I spent a couple of infuriating days researching and trying to work around the idiotic limitations of the Eye-Fi software, so let me summarize them for you here:
- There can only be one device as the destination for your JPEG, raw, and video files.
- If you want a mobile device to be the destination, you must send to the mobile first, and then the mobile can pass the files on to a computer you have specified.
- JPEG, raw, and video can be configured to go to separate folders, and can be individually enabled or disabled, but all enabled file types must go to the same device.
- Anything you don’t configure to transfer wirelessly via the Eye-Fi software has to be transferred the old-fashioned way; either by removing the card from your camera and inserting it in a card reader, or by attaching the camera to your computer via USB cable, or by using the iPad Camera Connection Kit. In other words, if you set it to only transfer JPEGs but you capture some raw or video files on your card, you can’t wirelessly browse the card to grab files off it. This, specifically, was a big disappointment for my husband who really just wanted to be able to browse the card wirelessly and select files to transfer.
- You can switch the destination to a different device at any time via the Eye-Fi Center software. For instance, you can set it to transfer to your home computer when you are primarily going to be at home, and then switch it to a mobile device when you are taking a trip. You do not need the special Eye-Fi adapter to change this setting as long as the Eye-Fi Center is already installed on the destination computer. It’s a good idea to snap a few pics and verify the new destination after you change destination settings. And if it fails, restart everything.
- Each file type can be configured to automatically send to an online destination, but only one online site is permitted for each file type. However, you can send each file type to a different online destination. Several popular sharing sites are supported, including Flickr, Facebook, Picasaweb, Photobucket, FTP, and many more. Unfortunately, cloud services like Dropbox and SugarSync are not supported as online destinations. You can configure additional online destinations and they will be available for selective transfers from the Eye-Fi software on your computer and/or the iOS or Android app.
- If your camera shoots Raw+JPEG, Eye-Fi will not transfer the JPEG versions of your raw files unless you configure it to send raw files. So if you hoped to save space on your mobile device by only getting the JPEG versions of your Raw+JPEG shots–like I did–you’re out of luck. The exception to this is if you have a high-end camera with two card slots (SD and CF), you can configure it to send the JPEG to SD and raw to CF. From what I read, in this scenario, the Eye-Fi will send the JPEG without having to also transfer the raw.

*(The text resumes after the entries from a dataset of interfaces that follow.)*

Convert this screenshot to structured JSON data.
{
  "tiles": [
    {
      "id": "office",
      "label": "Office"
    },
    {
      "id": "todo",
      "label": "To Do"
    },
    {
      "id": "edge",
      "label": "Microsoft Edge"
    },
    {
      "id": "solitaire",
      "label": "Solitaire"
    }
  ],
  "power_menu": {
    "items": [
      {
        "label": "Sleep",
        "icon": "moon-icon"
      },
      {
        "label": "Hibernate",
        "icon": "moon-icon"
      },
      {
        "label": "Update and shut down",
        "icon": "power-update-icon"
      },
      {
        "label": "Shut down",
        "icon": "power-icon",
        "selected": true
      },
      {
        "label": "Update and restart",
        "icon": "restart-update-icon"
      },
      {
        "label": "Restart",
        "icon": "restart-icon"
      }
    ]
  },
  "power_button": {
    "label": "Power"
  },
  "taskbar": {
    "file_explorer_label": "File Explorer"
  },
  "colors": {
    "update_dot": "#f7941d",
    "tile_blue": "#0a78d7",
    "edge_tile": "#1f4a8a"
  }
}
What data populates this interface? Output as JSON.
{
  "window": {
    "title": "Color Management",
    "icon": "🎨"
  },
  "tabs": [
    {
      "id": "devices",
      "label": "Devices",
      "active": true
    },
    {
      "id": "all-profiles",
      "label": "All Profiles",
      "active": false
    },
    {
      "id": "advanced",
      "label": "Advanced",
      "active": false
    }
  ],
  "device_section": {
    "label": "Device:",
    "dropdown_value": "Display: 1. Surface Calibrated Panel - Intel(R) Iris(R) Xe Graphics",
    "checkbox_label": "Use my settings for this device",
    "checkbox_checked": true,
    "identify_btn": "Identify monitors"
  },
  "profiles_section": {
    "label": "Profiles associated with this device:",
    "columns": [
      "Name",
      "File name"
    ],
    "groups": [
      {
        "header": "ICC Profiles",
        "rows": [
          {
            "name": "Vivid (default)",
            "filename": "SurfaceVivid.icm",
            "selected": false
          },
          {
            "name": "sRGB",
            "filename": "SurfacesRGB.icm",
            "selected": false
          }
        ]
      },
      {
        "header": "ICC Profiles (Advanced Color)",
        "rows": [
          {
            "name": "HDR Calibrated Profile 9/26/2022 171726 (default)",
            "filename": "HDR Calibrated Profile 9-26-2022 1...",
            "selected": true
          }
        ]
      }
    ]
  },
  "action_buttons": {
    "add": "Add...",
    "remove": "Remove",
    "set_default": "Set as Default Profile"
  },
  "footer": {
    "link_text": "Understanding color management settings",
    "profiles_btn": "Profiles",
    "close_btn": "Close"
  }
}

- Because of the way Eye-Fi transfers files on iOS devices, you will get duplicate images for your Raw+JPEG shots. And because the Photos app is the only place you can delete photos, and it doesn’t identify which one is the raw file, you can’t delete only the large raw files to free up space. I don’t know if this is the case for Android devices. Unless Apple improves this shortcoming to the Photos app, if you want to keep JPEG on your iOS device and delete the raw files, you need to connect to USB and do it by browsing the mobile device’s DCIM folder in your computer’s file manager.
- If you are an Adobe Lightroom user, there is an iPad app called PhotoSmith that works with the Eye-Fi card and syncs your photos with Lightroom. However, you must follow their special setup instructions very carefully. I was not able to get it to work, having already set up Eye-Fi the standard way.
- Eye-Fi support says you can format the card in your camera, but it will delete the Eye-Fi Center software installer, so you will need to download it if you ever need to reinstall it or want to install it on another computer. They say that you should use the Eye-Fi card reader if you format the Eye-Fi card on a computer. I personally have not formatted mine. I used the “erase all” function in my camera instead of the format function.
After two days of research and experimentation, I went with the path of least resistance. I set it up to transfer all file types first to my iPad, and then have the iPad transfer everything to my server. Later, I clean up the files on my iPad once I have ensured they are safely transferred to my computer. But, that was not the end of the drama…